A team of scientists found that eating greasy food when feeling stressed can lead to a 1.74% decrease in blood vessel function. This contrasts with the 1.18% decrease observed when people were tested eating low-fat meals.
The authors note that previous research has shown that even a 1% reduction in function is associated with a 13% increase in cardiovascular disease risk.
They further noted that the decline in blood vessel function lasted up to 90 minutes after the math test in people who ate a high-fat meal.
In a press release, the researchers also noted that they found that eating high-fat foods negatively affects oxygenation in the prefrontal cortex, the area of the brain responsible for higher-order cognitive processes.
Those who ate the high-fat meal had 39% less oxygenated hemoglobin (the component of red blood cells that carries oxygen) than those who ate the low-fat meal.
Why fat magnifies the effects of stress
Research shows that eating high-fat foods during times of stress may delay the body's healing process, specifically the function of endothelial cells. lining of blood vessels, suggesting that the stress of eating such foods may adversely affect vascular health in young, healthy individuals.
However, it is unclear how fat consumption impedes recovery after stress.
As the researchers suggest, this may be the reason why triglycerides and C-reactive protein increase after fat ingestion.
This may lead to direct damage to the vessel wall or indirectly to endothelial dysfunction through increased oxidative stress.
Increases in triglycerides and C-reactive protein can stimulate vasoconstrictor and inflammatory markers and reduce endothelium-derived nitric oxide, thus impairing endothelial function.
Future studies should aim to further examine these mechanisms and evaluate the impact of fat on vascular responses during stress.
Why people tend to eat greasy foods when under stress
The first is that stress drives our cravings for fatty foods.
People experiencing psychosocial stress tend to eat unhealthy foods.
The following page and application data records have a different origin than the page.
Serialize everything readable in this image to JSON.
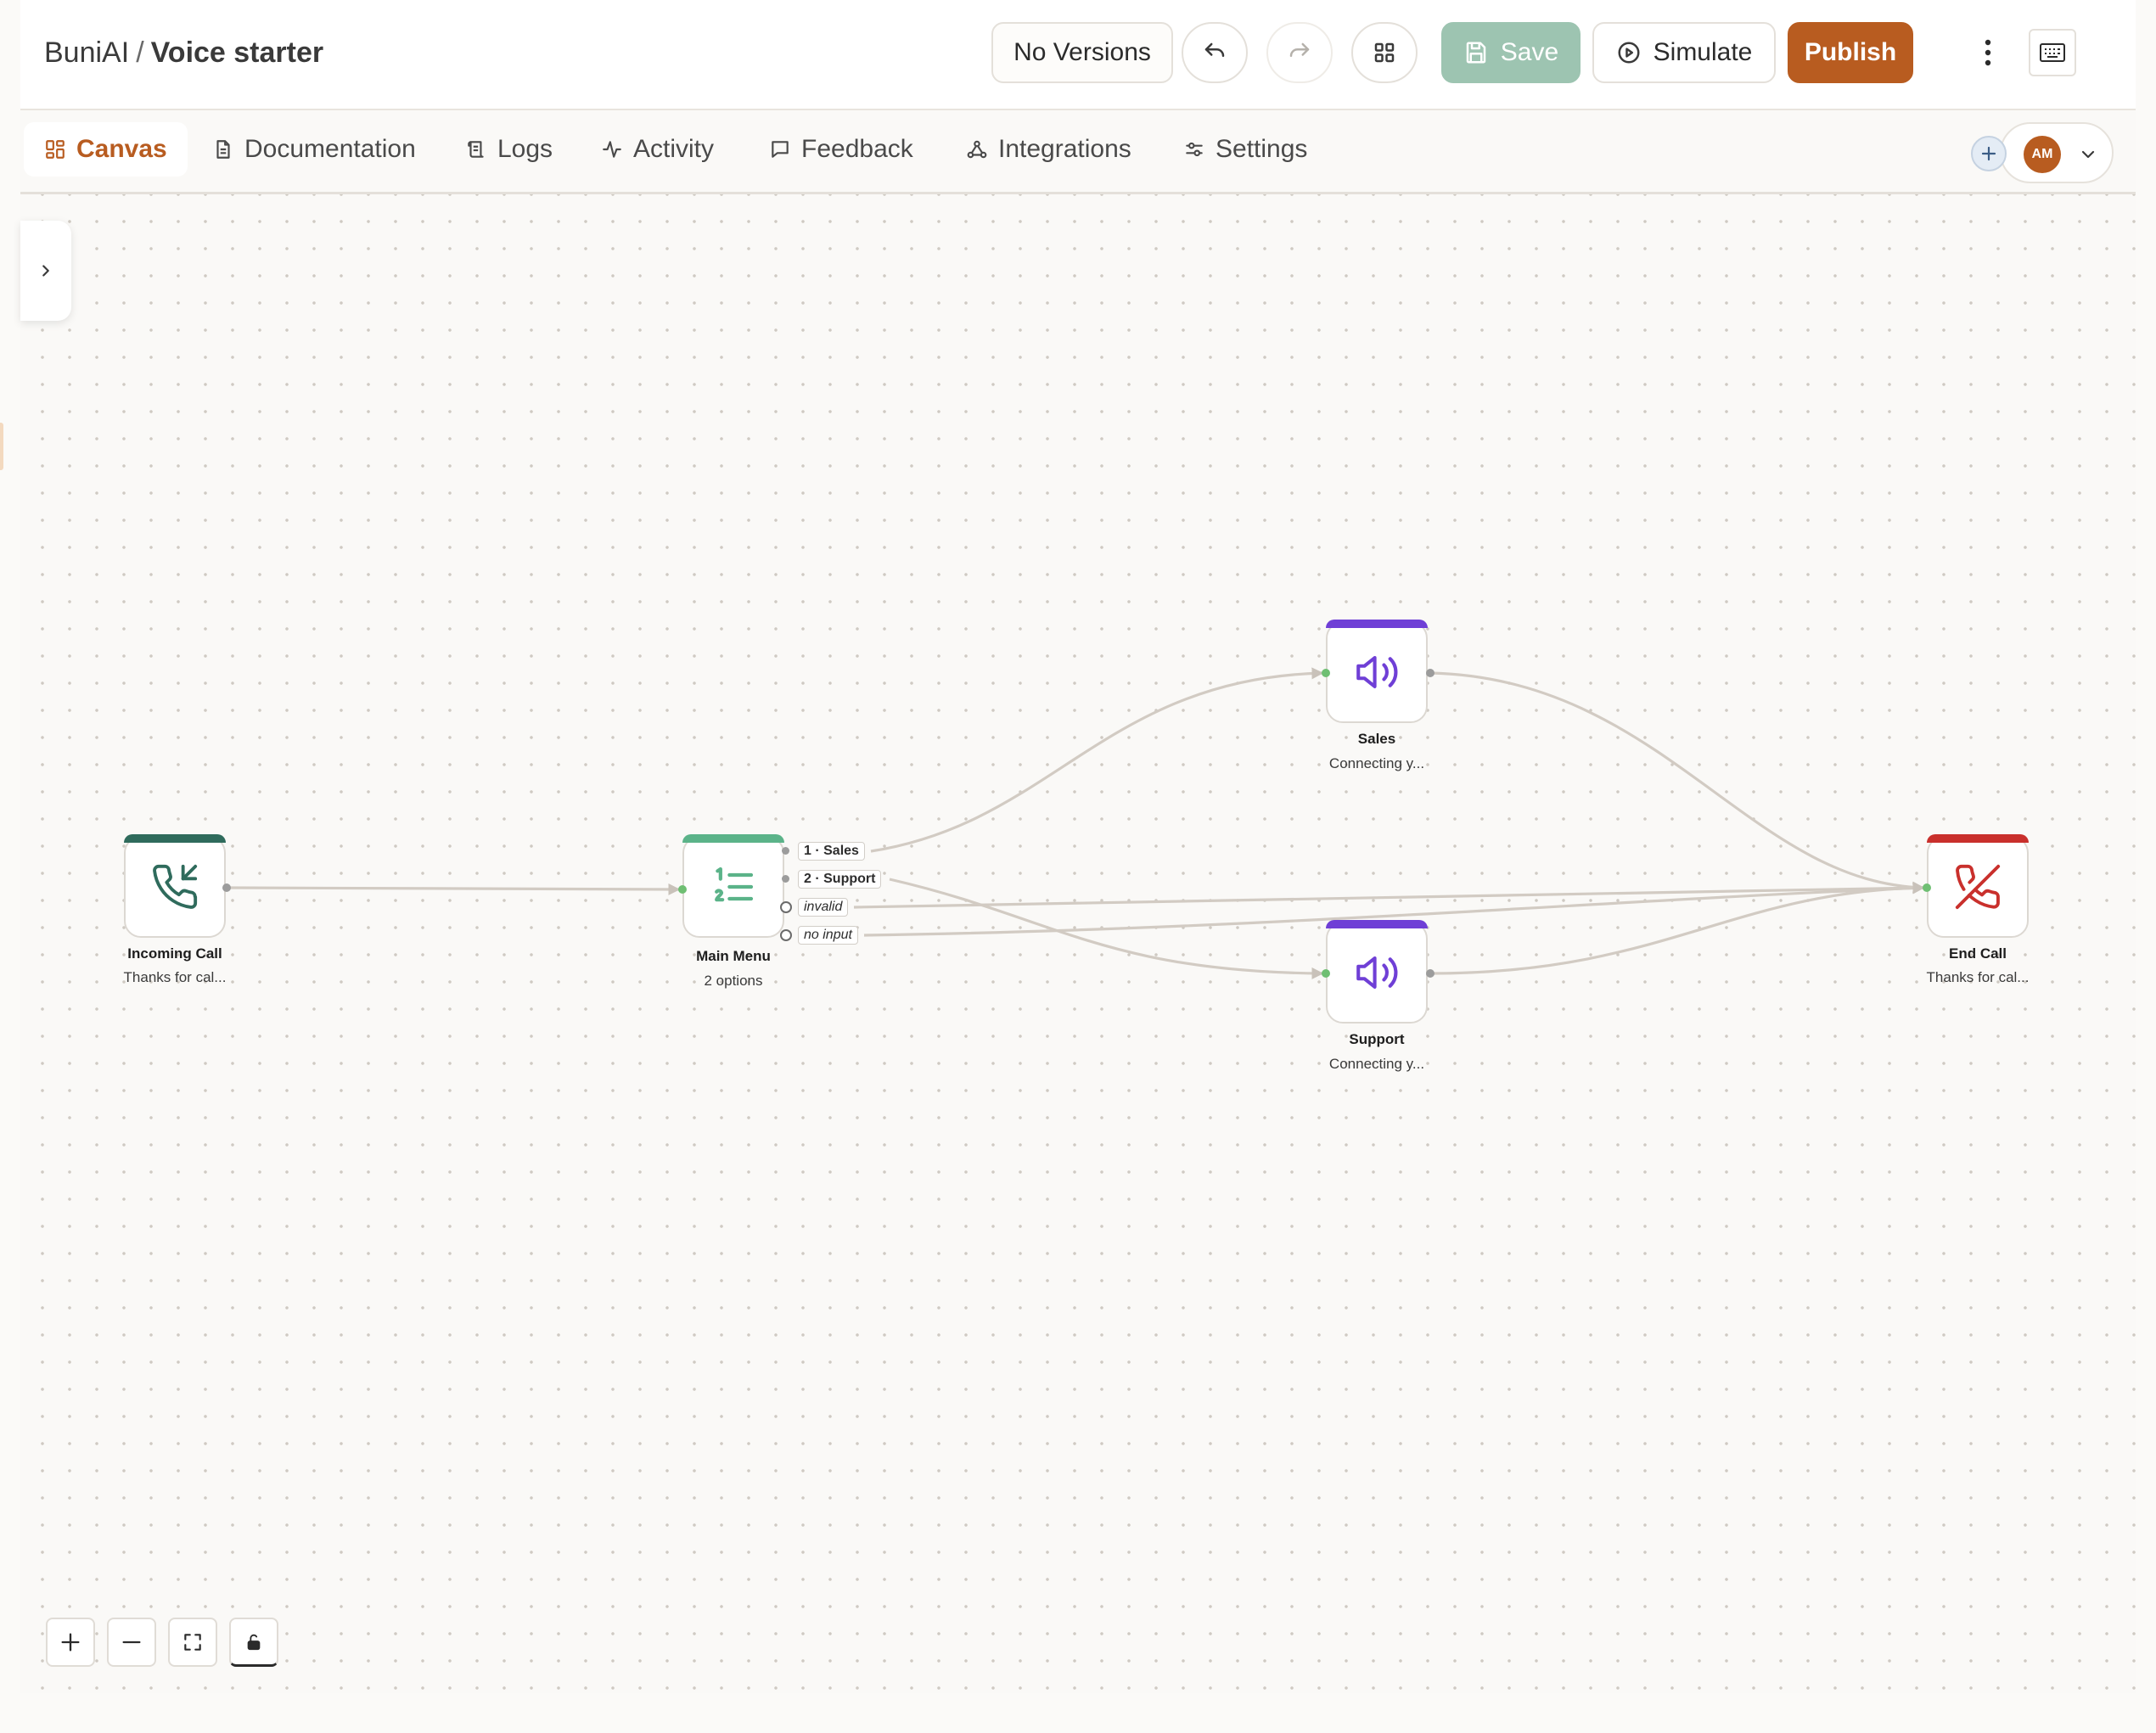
{
  "header": {
    "org": "BuniAI",
    "separator": "/",
    "project": "Voice starter",
    "versions_label": "No Versions",
    "save_label": "Save",
    "simulate_label": "Simulate",
    "publish_label": "Publish"
  },
  "tabs": [
    {
      "label": "Canvas",
      "icon": "canvas-grid-icon",
      "active": true
    },
    {
      "label": "Documentation",
      "icon": "document-icon"
    },
    {
      "label": "Logs",
      "icon": "logs-icon"
    },
    {
      "label": "Activity",
      "icon": "activity-icon"
    },
    {
      "label": "Feedback",
      "icon": "message-icon"
    },
    {
      "label": "Integrations",
      "icon": "integrations-icon"
    },
    {
      "label": "Settings",
      "icon": "settings-sliders-icon"
    }
  ],
  "user": {
    "initials": "AM"
  },
  "nodes": {
    "incoming": {
      "title": "Incoming Call",
      "subtitle": "Thanks for cal...",
      "accent": "#2f6b5c"
    },
    "menu": {
      "title": "Main Menu",
      "subtitle": "2 options",
      "accent": "#5bb389",
      "options": [
        "1 · Sales",
        "2 · Support",
        "invalid",
        "no input"
      ]
    },
    "sales": {
      "title": "Sales",
      "subtitle": "Connecting y...",
      "accent": "#6f3fd6"
    },
    "support": {
      "title": "Support",
      "subtitle": "Connecting y...",
      "accent": "#6f3fd6"
    },
    "end": {
      "title": "End Call",
      "subtitle": "Thanks for cal...",
      "accent": "#c9302c"
    }
  },
  "colors": {
    "brand": "#b85c20",
    "save": "#9dc4b1",
    "edge": "#d2cbc3"
  }
}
Stress triggers the release of large amounts of cortisol, often called the "stress hormone." High cortisol is associated with an increased appetite for high-calorie foods, such as fatty foods, refined grains, and processed foods with added sugar.
However, while eating these energy-dense foods may have helped our ancestors after fighting a predator or escaping danger, this stress response doesn't serve us well when it comes to mental or emotional stress.
High cortisol and unhealthy foods can both contribute to increased abdominal obesity, a component of metabolic syndrome.
Metabolic syndrome is a group of conditions associated with an increased risk of cardiovascular disease and diabetes.
Foods that Reduce Endothelial Dysfunction
Knowing that high-fat foods do us no good, it's important to make better choices when it comes to protecting the health of our blood vessels.
It is widely believed that plant foods rich in bioactive compounds—such as fruits, vegetables, whole grains, and legumes—can have a positive impact on endothelial function.
These foods are rich in antioxidants and polyphenols, which have anti-inflammatory and vasodilatory effects.
Research shows that certain foods in particular can help improve endothelial dysfunction, such as blueberries, beetroots and plums. Polyphenol-rich beverages like green tea and pomegranate juice may also be helpful.
Healthy fats, such as omega-3 fatty acids found in cold-water fish, algae oil, nuts and seeds, may also have a protective effect on the vascular system.
Additionally, adding probiotics via fermented foods or supplements can enhance the diversity of the gut microbiome, which is associated with improved endothelial function.
Eating fat-rich comfort foods when you're stressed may increase the harmful effects of stress on endothelial function, according to a new study.
People who ate fatty foods before a stressful event had reduced blood flow to their arms and lower oxygen levels in the brain's prefrontal cortex, possibly due to impaired endothelial function.
However, nutritionists say plant-based foods—such as fruits, vegetables, whole grains, and legumes—contain compounds that may reduce endothelial dysfunction.
Omega-3 fatty acids and probiotics may also help protect blood vessel health.